**Task item**
Every line of the entries below that includes "link" belongs in the answer, copied as written.

[Entries taken from a collection]
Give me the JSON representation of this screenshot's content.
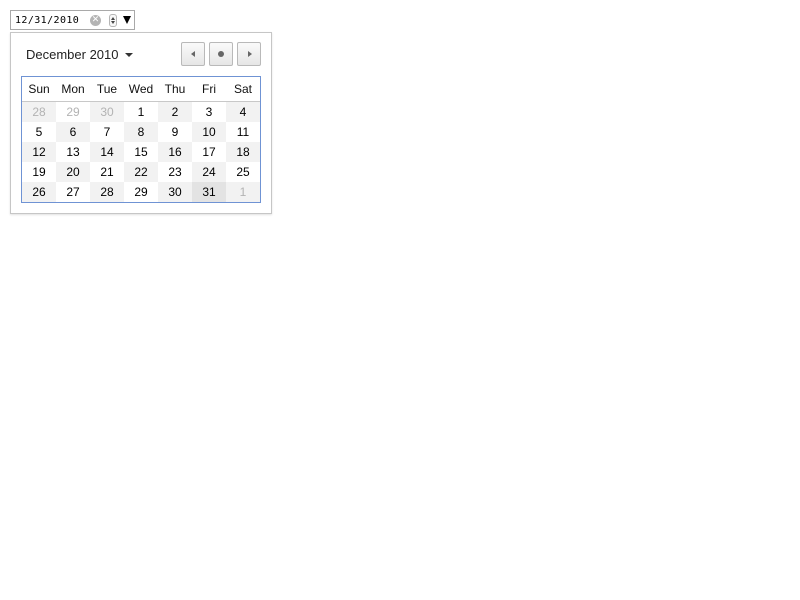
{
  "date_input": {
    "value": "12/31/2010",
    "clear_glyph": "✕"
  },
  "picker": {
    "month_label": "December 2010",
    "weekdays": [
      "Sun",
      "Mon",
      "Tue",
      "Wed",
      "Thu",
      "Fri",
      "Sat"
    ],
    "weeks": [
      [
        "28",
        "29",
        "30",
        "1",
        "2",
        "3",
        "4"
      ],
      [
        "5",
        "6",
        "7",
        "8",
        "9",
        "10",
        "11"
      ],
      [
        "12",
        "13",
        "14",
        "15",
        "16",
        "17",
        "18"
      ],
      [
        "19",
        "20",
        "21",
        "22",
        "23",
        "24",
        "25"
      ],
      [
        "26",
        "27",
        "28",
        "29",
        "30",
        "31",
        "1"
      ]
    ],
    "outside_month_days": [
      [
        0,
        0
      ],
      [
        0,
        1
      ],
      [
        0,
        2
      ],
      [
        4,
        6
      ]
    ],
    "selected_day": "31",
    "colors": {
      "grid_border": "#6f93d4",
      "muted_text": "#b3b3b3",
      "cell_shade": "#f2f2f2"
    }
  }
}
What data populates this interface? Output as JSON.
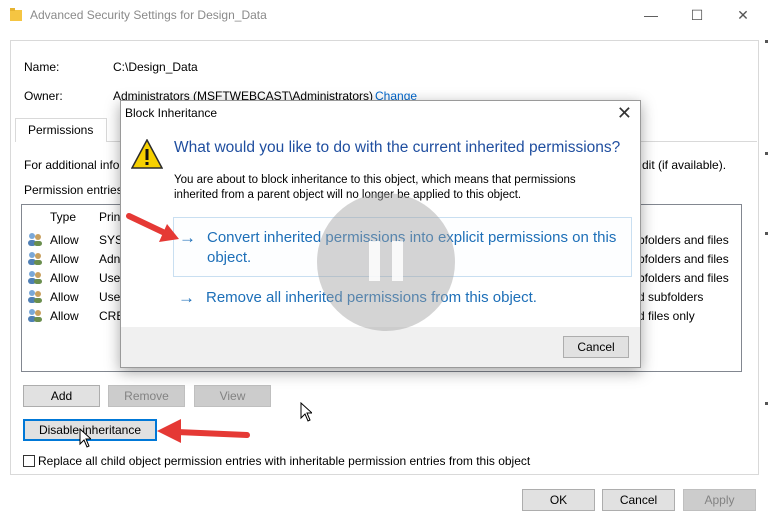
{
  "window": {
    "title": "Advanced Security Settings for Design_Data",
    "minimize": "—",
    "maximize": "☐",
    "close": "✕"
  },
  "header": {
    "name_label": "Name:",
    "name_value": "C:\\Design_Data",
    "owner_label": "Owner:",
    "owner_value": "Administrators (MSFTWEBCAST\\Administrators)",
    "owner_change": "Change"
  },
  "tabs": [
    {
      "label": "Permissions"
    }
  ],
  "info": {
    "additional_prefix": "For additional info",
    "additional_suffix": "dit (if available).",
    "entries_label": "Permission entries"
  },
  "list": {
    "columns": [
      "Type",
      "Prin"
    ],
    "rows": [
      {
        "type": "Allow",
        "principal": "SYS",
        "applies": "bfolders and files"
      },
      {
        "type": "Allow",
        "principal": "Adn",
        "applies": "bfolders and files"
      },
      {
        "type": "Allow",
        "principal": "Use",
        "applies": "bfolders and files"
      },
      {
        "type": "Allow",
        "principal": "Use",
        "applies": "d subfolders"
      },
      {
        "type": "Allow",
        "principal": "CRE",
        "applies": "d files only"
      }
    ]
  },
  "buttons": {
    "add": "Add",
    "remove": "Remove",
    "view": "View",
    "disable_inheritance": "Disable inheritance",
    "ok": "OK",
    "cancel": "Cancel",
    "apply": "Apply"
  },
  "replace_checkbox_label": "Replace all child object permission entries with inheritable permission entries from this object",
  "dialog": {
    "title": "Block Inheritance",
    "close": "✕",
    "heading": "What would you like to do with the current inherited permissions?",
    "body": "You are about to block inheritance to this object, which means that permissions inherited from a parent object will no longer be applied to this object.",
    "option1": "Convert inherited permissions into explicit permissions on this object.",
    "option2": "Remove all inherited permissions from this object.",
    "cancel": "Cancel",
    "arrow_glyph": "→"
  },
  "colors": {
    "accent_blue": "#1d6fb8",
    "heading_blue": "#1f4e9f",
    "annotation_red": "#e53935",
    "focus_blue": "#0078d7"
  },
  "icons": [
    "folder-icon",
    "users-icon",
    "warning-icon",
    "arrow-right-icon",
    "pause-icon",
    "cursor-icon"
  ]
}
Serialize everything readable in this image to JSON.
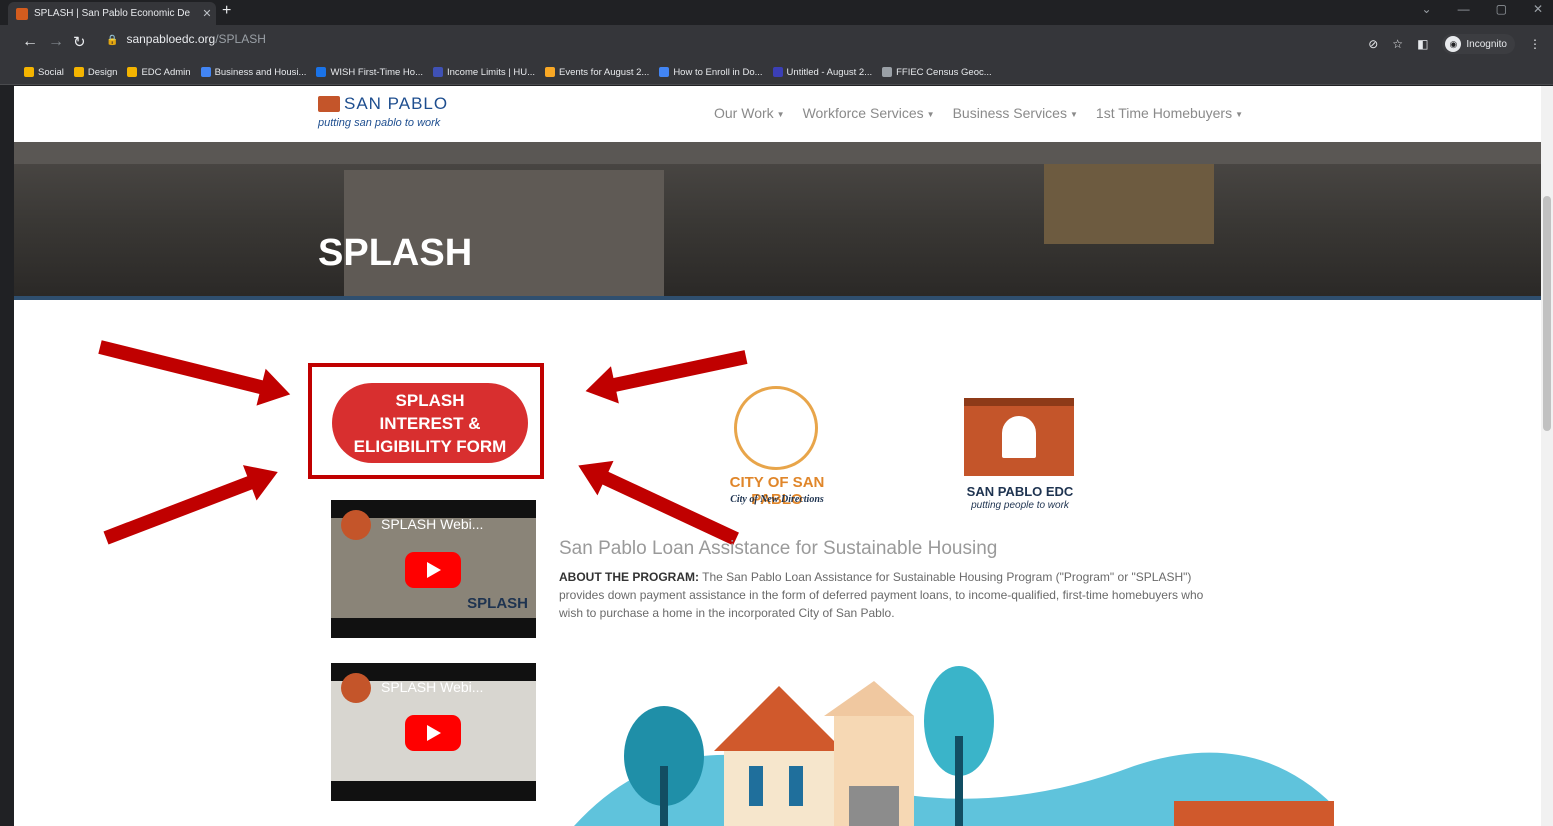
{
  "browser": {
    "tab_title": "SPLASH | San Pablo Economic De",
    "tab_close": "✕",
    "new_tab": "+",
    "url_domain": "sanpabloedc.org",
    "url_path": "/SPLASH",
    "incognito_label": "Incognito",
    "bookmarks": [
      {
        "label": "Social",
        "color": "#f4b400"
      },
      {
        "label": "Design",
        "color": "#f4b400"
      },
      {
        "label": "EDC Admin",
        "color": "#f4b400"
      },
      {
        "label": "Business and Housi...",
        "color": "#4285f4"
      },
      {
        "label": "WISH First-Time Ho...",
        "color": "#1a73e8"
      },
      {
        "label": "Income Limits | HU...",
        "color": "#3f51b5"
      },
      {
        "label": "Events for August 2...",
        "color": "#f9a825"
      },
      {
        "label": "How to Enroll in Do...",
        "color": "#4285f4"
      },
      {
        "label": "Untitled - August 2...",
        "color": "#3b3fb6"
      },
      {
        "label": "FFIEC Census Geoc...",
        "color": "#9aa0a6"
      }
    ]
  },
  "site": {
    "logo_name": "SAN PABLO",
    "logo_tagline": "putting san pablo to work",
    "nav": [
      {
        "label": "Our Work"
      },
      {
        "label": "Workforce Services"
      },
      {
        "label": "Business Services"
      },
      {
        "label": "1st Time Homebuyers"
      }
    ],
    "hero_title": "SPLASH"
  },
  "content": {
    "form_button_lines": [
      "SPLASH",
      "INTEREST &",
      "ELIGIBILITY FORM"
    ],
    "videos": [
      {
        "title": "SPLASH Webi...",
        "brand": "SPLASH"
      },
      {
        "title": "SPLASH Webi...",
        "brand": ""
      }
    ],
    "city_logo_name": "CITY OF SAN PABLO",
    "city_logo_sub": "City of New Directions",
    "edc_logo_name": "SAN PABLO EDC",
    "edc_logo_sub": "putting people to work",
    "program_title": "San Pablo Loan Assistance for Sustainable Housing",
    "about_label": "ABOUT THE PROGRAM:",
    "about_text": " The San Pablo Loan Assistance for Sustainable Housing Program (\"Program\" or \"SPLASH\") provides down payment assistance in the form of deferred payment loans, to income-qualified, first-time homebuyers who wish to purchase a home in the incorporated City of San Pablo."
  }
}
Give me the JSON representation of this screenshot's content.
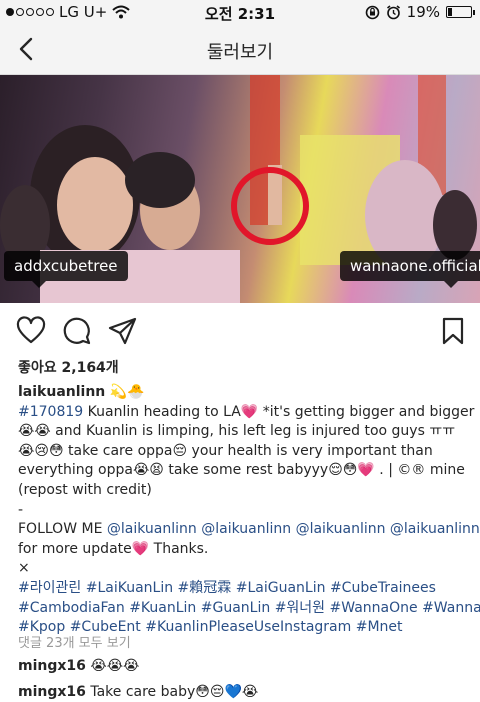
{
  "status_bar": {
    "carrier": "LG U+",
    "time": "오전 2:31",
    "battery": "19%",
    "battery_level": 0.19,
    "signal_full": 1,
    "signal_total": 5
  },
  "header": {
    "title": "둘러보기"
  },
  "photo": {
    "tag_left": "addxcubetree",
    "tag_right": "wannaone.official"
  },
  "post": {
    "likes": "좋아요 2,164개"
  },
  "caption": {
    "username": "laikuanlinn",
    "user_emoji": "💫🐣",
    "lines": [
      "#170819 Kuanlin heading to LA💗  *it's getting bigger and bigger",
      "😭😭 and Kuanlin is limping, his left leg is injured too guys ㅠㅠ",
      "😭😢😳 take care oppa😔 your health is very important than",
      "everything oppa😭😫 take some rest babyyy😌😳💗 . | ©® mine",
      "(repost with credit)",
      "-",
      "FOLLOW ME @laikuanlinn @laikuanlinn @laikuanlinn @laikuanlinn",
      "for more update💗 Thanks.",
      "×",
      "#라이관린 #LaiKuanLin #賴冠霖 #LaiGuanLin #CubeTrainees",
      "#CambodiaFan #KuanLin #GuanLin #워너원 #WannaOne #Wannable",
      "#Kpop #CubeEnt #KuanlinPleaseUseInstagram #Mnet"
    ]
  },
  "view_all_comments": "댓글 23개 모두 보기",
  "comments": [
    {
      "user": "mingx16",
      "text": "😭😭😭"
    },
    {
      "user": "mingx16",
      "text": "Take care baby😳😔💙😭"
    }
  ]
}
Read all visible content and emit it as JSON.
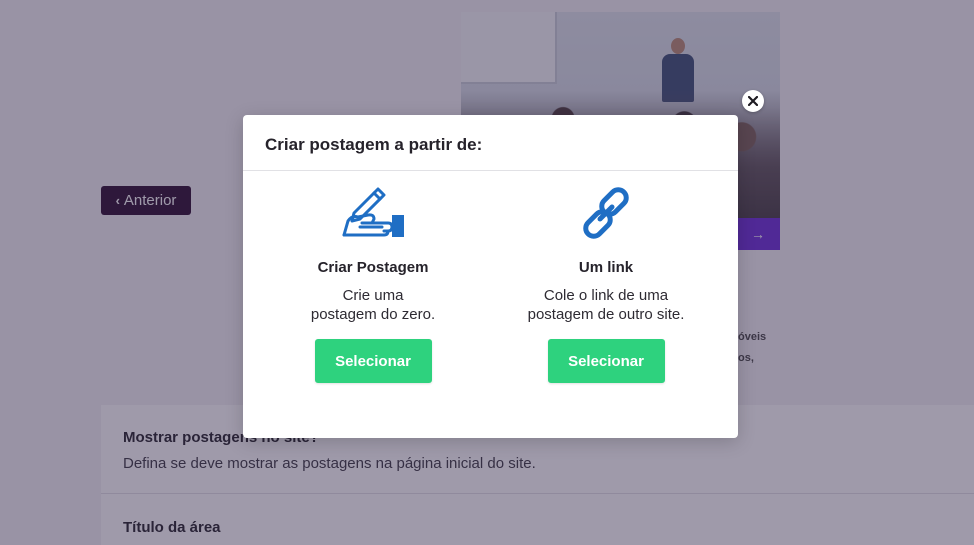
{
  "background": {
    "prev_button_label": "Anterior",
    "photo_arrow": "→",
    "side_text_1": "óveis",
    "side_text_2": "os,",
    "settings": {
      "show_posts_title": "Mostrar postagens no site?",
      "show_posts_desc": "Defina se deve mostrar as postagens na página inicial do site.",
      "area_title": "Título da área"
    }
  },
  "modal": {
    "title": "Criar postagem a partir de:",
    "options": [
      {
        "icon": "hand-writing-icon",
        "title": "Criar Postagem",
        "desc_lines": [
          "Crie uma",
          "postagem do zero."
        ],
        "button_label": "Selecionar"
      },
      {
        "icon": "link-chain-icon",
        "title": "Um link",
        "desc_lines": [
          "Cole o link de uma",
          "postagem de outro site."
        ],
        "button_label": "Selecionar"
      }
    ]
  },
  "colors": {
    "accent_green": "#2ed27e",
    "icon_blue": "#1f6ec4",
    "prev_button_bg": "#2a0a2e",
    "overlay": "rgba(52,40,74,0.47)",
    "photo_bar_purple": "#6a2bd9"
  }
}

**Task response**
        "icon": "link-chain-icon",
        "title": "Um link",
          "Cole o link de uma",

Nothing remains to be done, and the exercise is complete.